--- WHAT IS BEING ASKED ---
In full and word for word, print the data below.
::::::::::
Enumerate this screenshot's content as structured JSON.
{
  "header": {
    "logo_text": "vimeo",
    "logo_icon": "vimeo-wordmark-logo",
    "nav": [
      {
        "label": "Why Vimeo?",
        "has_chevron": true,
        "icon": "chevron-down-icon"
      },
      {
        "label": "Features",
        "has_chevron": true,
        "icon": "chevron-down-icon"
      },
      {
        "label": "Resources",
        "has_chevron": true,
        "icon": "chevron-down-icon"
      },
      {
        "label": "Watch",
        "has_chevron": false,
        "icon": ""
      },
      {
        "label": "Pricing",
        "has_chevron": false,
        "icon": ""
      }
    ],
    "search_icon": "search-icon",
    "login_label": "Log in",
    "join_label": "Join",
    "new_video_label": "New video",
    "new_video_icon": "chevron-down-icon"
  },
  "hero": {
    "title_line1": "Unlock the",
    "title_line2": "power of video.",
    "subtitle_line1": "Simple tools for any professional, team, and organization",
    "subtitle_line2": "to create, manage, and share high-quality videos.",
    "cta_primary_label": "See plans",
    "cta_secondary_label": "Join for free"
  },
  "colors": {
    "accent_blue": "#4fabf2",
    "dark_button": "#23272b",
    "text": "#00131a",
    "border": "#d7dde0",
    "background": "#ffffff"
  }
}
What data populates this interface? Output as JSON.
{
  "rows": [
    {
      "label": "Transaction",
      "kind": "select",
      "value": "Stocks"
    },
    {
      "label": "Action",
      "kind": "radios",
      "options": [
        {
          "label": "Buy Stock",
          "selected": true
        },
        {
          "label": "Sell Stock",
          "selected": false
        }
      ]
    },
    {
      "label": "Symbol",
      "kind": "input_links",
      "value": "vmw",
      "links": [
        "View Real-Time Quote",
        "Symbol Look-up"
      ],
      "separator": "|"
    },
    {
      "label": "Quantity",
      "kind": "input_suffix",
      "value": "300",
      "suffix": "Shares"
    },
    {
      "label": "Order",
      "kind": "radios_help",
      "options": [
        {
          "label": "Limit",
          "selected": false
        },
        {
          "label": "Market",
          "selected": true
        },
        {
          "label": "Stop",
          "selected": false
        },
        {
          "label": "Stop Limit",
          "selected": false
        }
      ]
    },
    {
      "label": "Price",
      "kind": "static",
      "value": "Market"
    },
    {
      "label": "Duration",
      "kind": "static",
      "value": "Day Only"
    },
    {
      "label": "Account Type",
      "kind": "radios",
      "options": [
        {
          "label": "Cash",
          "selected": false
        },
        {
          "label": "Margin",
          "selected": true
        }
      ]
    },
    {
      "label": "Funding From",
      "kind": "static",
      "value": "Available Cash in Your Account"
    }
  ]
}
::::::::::
--- OUTPUT OF THE EXERCISE ---
Enumerate this screenshot's content as structured JSON.
{
  "header": {
    "logo_text": "vimeo",
    "logo_icon": "vimeo-wordmark-logo",
    "nav": [
      {
        "label": "Why Vimeo?",
        "has_chevron": true,
        "icon": "chevron-down-icon"
      },
      {
        "label": "Features",
        "has_chevron": true,
        "icon": "chevron-down-icon"
      },
      {
        "label": "Resources",
        "has_chevron": true,
        "icon": "chevron-down-icon"
      },
      {
        "label": "Watch",
        "has_chevron": false,
        "icon": ""
      },
      {
        "label": "Pricing",
        "has_chevron": false,
        "icon": ""
      }
    ],
    "search_icon": "search-icon",
    "login_label": "Log in",
    "join_label": "Join",
    "new_video_label": "New video",
    "new_video_icon": "chevron-down-icon"
  },
  "hero": {
    "title_line1": "Unlock the",
    "title_line2": "power of video.",
    "subtitle_line1": "Simple tools for any professional, team, and organization",
    "subtitle_line2": "to create, manage, and share high-quality videos.",
    "cta_primary_label": "See plans",
    "cta_secondary_label": "Join for free"
  },
  "colors": {
    "accent_blue": "#4fabf2",
    "dark_button": "#23272b",
    "text": "#00131a",
    "border": "#d7dde0",
    "background": "#ffffff"
  }
}
What data populates this interface? Output as JSON.
{
  "rows": [
    {
      "label": "Transaction",
      "kind": "select",
      "value": "Stocks"
    },
    {
      "label": "Action",
      "kind": "radios",
      "options": [
        {
          "label": "Buy Stock",
          "selected": true
        },
        {
          "label": "Sell Stock",
          "selected": false
        }
      ]
    },
    {
      "label": "Symbol",
      "kind": "input_links",
      "value": "vmw",
      "links": [
        "View Real-Time Quote",
        "Symbol Look-up"
      ],
      "separator": "|"
    },
    {
      "label": "Quantity",
      "kind": "input_suffix",
      "value": "300",
      "suffix": "Shares"
    },
    {
      "label": "Order",
      "kind": "radios_help",
      "options": [
        {
          "label": "Limit",
          "selected": false
        },
        {
          "label": "Market",
          "selected": true
        },
        {
          "label": "Stop",
          "selected": false
        },
        {
          "label": "Stop Limit",
          "selected": false
        }
      ]
    },
    {
      "label": "Price",
      "kind": "static",
      "value": "Market"
    },
    {
      "label": "Duration",
      "kind": "static",
      "value": "Day Only"
    },
    {
      "label": "Account Type",
      "kind": "radios",
      "options": [
        {
          "label": "Cash",
          "selected": false
        },
        {
          "label": "Margin",
          "selected": true
        }
      ]
    },
    {
      "label": "Funding From",
      "kind": "static",
      "value": "Available Cash in Your Account"
    }
  ]
}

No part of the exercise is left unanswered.